The 10 most common challenges faced by children with speech, language and communication needs
Children with speech, language and communication needs (SLCN) face a host of challenges in everyday life. Some are more difficult than others. Our Speech and Language Advisor Maxine Burns outlines the top 10 challenges they face and why they deserve your attention.
If you have a basic grasp of a language other than your own native tongue, then you have the beginnings of an understanding of the challenges children and young people with speech, language or communication needs (SLCN) might face on a daily basis.
In a conversation using my school-girl French, I’m winging it. At my best, I use every ounce of my knowledge of the world and good non-verbal awareness to make sense of what is going on and hope that no-one will notice the finer details of what’s going wrong. At my worst, I’m lost in a fog of words. I can keep trying to navigate the fog, which is exhausting. Alternatively, I can opt out and let the conversation happen around me and hope that someone notices me struggling and helps me out.
Paying attention and listening
The first challenge for children with SLCN is often developing and sustaining attention and listening skills. When you don’t understand much of what’s being said, it’s tiring and many children will opt out. They may need ongoing support throughout their school career to remain focussed. Visuals will often help here as well as having listening breaks or clues for times to really pay attention.
The second challenge is just knowing enough words. Children with SLCN very often have poor vocabulary. Following classroom instructions or understanding texts with complex subject vocabulary is difficult. It’s also harder for them to build their understanding over time and link new words in the curriculum in meaningful ways in their brain’s filing system. As a result, the holes in their knowledge can get bigger.
When it comes to using specific words to answer questions, the word they want can be lost in this ‘swiss cheese’ filing system and be difficult to retrieve quickly.
For example, they might substitute a word that’s not quite right context wise or use one that sounds a bit like the one they really need. It helps if teachers can invest time into teaching the foundation words of a topic well. Visuals such as a ‘word-wheel’ that categorises a word by both its meaning and its phonic structure can also help.
Thirdly, their processing speed will usually be slower. This results in them playing catch up in listening to verbal information. They might also have memory difficulties that make it even harder for them to hold onto that information long enough to remember and understand it.
Analogy wise, if French speakers slow down a bit and break up what they say to me, I can process a bit at a time and make it easier for myself to follow and spot the specific words I don’t understand. Thinking time to formulate my answer is helpful too.
Challenge five is understanding grammatical complexities. Just like in French, verb tenses, plural agreement, word order and a whole range of others can confuse children with SLCN. “Red class will be going swimming on Thursday” or “Red class went swimming last Thursday” seem easy to differentiate but the word order ‘who’, ‘what doing’ and ‘when’ is consistent in both. Even if you move the ‘what doing’ to the start, “on Thursday, red class will be going swimming” the sentence isn’t too complex.

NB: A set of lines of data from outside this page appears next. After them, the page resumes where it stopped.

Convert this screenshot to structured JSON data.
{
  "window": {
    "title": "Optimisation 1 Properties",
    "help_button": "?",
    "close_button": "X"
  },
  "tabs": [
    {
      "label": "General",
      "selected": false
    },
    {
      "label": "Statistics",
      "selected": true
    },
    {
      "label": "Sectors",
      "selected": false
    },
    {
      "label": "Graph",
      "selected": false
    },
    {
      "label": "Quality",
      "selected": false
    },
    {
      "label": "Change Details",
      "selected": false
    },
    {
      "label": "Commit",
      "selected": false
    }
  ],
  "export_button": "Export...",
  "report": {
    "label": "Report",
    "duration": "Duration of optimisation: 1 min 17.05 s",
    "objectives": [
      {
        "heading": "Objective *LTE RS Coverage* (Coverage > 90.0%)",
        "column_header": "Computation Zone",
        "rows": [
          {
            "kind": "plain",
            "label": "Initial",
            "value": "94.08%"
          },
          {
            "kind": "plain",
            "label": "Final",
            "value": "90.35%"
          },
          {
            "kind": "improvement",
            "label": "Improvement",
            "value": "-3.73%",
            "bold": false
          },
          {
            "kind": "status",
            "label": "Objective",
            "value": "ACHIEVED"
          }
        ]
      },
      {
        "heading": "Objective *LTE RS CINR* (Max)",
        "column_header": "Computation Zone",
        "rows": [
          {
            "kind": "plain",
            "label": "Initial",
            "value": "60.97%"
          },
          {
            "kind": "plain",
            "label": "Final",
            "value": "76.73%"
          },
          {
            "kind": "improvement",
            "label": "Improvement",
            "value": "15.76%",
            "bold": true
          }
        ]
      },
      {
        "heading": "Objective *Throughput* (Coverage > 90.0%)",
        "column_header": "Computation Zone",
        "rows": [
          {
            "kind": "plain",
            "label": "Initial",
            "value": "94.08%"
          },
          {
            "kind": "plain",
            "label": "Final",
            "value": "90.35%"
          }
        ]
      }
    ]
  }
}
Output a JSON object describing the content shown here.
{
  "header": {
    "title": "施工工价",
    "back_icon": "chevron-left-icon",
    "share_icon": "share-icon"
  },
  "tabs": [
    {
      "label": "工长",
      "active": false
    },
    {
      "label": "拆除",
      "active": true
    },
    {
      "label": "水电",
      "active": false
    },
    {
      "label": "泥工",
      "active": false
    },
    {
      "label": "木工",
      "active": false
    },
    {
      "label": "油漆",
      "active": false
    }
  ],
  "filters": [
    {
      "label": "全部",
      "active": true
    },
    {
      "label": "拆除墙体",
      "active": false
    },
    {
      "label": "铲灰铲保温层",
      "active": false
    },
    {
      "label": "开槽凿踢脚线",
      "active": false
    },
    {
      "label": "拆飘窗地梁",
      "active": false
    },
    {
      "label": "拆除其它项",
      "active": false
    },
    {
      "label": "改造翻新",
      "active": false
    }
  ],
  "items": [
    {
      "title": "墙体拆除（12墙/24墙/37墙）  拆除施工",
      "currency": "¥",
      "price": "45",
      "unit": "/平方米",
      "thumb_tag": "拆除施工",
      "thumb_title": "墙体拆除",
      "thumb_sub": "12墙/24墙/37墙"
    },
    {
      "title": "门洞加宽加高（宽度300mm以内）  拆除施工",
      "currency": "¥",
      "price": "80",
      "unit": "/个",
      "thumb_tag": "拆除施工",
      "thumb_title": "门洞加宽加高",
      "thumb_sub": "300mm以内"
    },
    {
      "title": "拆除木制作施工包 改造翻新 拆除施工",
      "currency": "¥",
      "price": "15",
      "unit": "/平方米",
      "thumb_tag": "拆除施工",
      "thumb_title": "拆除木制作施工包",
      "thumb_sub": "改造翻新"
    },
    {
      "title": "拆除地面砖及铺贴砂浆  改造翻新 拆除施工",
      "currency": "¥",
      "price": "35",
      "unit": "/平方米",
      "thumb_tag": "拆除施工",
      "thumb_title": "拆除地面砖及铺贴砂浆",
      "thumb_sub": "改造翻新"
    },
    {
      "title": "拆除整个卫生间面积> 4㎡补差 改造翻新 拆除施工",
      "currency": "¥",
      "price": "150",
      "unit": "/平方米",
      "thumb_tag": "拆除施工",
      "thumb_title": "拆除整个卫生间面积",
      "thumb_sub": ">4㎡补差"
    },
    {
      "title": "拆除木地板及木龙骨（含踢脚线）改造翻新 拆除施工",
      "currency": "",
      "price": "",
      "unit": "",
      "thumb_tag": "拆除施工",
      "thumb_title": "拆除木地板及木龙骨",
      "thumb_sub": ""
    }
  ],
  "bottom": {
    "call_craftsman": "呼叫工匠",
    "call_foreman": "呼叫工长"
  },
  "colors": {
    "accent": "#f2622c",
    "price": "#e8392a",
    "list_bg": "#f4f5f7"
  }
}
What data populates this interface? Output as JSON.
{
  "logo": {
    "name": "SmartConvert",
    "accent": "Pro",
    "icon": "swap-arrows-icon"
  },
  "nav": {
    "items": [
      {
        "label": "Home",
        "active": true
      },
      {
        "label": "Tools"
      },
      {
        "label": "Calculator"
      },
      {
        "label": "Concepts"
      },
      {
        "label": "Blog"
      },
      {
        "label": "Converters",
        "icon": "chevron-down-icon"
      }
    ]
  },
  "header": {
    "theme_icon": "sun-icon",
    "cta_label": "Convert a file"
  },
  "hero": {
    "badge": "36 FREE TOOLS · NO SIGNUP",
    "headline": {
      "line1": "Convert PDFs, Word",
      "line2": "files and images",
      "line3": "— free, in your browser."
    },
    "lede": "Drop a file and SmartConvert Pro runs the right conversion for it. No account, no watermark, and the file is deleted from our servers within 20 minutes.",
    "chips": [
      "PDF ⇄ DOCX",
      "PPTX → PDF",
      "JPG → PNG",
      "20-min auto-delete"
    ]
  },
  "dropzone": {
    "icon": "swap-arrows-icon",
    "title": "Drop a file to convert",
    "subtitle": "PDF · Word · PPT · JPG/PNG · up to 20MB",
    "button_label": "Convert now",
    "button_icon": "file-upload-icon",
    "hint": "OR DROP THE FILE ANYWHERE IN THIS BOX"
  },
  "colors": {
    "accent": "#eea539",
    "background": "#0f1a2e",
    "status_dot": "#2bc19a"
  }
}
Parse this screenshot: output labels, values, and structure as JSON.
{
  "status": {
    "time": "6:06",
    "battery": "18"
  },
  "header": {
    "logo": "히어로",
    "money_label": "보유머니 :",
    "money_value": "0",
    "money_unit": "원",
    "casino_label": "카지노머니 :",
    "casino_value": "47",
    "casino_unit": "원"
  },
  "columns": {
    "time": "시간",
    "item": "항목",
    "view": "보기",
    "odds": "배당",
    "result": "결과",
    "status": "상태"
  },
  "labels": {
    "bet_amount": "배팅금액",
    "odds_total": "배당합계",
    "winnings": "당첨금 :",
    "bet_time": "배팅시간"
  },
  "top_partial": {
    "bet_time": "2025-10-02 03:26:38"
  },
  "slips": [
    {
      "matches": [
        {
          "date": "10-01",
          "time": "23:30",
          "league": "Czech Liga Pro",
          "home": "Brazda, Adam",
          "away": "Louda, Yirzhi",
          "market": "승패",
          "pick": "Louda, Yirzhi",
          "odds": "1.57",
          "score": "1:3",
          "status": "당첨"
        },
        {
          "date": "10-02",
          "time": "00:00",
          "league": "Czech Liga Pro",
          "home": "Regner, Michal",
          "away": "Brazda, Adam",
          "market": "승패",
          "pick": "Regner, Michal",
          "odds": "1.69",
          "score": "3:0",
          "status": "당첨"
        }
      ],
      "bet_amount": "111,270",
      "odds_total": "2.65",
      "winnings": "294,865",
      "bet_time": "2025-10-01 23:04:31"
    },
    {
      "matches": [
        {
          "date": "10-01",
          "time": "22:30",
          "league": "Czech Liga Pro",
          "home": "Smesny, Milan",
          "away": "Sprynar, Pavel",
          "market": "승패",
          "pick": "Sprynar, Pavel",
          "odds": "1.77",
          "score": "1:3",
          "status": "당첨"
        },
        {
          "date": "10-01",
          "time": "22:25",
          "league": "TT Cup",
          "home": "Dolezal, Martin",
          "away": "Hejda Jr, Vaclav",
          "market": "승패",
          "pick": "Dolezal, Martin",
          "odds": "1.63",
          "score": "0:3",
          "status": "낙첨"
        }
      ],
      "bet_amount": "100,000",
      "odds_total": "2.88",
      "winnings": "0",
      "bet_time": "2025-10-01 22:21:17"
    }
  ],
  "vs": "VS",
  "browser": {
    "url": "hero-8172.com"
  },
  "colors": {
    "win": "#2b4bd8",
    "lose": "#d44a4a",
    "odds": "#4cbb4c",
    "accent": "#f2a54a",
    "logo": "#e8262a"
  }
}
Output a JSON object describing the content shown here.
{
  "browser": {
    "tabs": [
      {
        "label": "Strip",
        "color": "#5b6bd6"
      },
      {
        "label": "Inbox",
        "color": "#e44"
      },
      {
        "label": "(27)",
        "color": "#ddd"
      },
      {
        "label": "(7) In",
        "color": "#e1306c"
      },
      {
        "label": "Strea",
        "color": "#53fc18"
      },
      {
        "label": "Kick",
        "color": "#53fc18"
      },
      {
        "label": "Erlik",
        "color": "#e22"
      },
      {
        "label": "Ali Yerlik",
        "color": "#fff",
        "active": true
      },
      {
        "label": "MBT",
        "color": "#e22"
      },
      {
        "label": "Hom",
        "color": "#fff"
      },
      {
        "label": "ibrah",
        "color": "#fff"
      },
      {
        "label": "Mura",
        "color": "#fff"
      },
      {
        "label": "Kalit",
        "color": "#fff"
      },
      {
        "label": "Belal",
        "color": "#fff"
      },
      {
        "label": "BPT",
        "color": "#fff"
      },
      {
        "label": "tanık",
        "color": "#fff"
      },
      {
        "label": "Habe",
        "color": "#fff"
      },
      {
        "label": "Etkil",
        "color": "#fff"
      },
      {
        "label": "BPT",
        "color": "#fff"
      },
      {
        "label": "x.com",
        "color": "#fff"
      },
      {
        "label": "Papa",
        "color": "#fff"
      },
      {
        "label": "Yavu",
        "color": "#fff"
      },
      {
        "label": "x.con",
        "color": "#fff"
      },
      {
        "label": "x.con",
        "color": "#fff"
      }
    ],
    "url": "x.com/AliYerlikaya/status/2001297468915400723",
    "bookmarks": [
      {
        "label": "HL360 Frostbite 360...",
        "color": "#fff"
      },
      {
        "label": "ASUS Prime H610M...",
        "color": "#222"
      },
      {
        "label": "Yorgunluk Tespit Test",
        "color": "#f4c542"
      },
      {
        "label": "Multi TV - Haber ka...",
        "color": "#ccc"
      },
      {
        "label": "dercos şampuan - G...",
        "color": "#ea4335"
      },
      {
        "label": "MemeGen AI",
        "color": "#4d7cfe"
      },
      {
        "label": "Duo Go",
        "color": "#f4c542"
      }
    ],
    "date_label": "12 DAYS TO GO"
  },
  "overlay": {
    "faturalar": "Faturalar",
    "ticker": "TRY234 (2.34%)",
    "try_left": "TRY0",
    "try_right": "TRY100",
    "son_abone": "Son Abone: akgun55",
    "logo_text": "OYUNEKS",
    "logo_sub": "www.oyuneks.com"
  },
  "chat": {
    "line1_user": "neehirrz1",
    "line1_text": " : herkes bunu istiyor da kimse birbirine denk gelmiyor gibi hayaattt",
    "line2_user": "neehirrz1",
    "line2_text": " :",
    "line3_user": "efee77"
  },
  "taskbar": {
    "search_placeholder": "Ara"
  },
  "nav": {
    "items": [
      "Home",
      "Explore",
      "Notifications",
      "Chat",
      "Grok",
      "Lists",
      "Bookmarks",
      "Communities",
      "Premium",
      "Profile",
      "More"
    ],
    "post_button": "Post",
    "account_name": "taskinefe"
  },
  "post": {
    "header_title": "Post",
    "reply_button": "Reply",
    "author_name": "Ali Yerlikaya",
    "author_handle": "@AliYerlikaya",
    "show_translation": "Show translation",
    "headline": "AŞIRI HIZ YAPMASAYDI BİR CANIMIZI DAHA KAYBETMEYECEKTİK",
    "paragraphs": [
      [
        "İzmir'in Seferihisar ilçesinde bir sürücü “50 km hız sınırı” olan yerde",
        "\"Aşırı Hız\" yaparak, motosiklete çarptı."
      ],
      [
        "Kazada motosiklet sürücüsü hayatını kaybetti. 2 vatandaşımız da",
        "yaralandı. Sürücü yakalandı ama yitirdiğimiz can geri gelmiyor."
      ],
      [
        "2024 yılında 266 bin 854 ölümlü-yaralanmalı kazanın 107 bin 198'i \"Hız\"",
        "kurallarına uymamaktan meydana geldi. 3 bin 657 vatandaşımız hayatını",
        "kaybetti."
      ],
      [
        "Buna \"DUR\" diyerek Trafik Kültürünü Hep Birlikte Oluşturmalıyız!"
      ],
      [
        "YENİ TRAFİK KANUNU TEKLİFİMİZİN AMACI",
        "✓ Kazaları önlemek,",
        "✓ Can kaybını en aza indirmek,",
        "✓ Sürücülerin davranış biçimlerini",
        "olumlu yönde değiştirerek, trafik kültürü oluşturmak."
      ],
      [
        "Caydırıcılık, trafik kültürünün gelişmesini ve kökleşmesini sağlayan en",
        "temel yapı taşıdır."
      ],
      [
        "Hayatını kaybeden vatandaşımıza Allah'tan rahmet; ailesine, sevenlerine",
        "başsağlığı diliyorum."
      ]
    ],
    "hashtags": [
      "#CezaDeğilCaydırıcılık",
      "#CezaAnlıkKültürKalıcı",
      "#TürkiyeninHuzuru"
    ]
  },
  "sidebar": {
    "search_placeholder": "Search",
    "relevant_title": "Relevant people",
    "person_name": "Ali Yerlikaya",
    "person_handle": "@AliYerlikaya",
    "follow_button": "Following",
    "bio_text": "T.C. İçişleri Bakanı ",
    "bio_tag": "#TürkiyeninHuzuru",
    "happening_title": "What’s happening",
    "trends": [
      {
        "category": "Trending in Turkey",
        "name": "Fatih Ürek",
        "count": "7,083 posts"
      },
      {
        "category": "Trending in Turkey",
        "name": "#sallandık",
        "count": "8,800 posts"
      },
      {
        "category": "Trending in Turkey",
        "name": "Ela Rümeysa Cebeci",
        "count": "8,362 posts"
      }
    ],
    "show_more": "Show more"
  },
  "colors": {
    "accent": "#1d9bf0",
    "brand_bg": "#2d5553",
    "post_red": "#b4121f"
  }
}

However, understanding the very complex passive voice requires a child to do much more working out of who did what, when and by what means. For example, “Year 7 were entertained by a storyteller last week and as a result produced great work” is much harder to understand than “A story teller entertained Year 7 last week. After, they produced really great work”. Trying to make sure sentences are succinct and the word order of sentences reflect the sequence of events is very helpful for children with SLCN.
For older children, challenge six might be understanding and being able to use complex grammatical structures to write extended answers. If children can’t verbalise sentences using phrases like ‘in order to’, ‘if x, then y’ or ‘as a result of’, they won’t be able to write them down.
Asking for help
Challenge seven for children with SLCN is knowing when you don’t understand and need help. This is again linked to processing and working memory as you mentally check over what you’ve heard or read and ask yourself if it makes sense.
To avoid using the blanket ‘Je ne comprend pas!’ however, a child needs to hone in on what they don’t understand and receive clarification before they move on. Hopefully they will have staff on-hand to explain the instruction to them again and not assume they didn’t listen the first time.
Social situations can be fraught and account for several challenges. Number eight revolves around many people talking at once, creating attention, listening and processing issues.
Number nine is being able to join in conversations and games at the pace at which they happen. Finding both a challenge can result in a child not engaging with peers and becoming increasingly isolated.
Bring all those together and perhaps challenge ten is turning up at school every day and trying again. Because the curriculum is primarily delivered through verbal and written language means, it’s hard work being a child or young person with SLCN. Many, particularly as they get older, risk becoming disengaged.
Teaching staff who can accurately identify when a child is struggling due to difficulties with speech, language or communication difficulties are necessary in every setting. Visit ican.org.uk for more information.